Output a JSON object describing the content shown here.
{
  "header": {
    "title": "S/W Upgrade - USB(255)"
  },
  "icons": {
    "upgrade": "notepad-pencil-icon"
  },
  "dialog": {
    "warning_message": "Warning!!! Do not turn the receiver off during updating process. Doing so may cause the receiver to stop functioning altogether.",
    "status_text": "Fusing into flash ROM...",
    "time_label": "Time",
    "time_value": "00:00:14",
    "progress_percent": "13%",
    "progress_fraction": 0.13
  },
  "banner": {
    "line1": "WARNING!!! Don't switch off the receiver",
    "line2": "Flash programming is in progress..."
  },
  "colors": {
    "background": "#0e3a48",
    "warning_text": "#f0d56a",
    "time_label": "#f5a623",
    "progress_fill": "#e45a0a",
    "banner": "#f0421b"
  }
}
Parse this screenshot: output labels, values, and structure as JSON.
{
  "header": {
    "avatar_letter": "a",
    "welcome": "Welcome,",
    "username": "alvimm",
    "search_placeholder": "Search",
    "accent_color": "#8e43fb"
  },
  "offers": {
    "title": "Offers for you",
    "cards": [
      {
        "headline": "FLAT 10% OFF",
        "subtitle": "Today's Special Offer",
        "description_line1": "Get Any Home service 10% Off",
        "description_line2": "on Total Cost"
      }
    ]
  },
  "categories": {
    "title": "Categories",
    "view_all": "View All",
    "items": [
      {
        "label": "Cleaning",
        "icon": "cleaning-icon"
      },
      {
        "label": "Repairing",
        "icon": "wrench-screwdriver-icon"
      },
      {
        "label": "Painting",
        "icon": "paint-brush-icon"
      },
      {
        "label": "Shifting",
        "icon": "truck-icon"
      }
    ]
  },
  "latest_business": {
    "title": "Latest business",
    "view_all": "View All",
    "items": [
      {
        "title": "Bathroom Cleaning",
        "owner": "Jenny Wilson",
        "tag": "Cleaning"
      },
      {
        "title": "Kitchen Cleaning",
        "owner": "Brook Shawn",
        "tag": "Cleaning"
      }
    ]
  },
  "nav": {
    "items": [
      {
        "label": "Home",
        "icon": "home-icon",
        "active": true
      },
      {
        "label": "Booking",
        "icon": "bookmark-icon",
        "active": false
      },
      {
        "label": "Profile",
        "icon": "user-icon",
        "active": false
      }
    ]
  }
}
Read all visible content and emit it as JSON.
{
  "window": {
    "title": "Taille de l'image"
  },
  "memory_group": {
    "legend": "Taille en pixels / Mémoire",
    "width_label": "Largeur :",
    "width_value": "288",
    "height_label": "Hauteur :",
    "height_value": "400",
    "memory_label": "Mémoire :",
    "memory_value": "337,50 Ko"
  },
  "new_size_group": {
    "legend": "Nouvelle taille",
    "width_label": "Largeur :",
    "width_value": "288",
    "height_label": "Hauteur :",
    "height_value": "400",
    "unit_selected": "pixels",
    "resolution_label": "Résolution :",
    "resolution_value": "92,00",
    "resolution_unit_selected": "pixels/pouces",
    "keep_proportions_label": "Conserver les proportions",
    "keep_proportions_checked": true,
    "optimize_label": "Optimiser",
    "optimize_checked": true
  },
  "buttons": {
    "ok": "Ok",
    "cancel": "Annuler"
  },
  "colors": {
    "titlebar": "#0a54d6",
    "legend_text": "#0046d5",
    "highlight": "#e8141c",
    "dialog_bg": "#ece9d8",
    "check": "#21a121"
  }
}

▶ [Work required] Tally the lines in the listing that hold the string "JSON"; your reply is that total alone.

▶ [Solution to this problem] 3